» **Required action**
When the word "Custom" shows up in a line of the data below, copy that whole line.

» **Material provided**
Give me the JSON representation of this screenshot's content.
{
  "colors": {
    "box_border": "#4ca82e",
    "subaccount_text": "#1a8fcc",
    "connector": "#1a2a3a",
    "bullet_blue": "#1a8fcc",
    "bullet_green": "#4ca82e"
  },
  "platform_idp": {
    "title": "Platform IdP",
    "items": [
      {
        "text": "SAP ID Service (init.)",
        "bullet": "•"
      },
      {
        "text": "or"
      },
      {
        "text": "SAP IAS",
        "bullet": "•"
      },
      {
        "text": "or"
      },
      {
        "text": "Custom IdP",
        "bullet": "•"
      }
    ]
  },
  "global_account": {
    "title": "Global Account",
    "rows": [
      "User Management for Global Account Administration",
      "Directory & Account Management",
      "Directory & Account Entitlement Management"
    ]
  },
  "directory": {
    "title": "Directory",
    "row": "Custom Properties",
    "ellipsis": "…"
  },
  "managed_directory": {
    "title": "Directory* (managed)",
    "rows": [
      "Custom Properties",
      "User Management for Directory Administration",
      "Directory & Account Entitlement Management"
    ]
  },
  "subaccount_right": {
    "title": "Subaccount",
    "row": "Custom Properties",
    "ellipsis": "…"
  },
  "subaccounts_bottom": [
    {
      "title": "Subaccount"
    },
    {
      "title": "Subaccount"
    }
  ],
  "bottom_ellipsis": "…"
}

» **Exercise output**
        "text": "Custom IdP",
    "row": "Custom Properties",
      "Custom Properties",
    "row": "Custom Properties",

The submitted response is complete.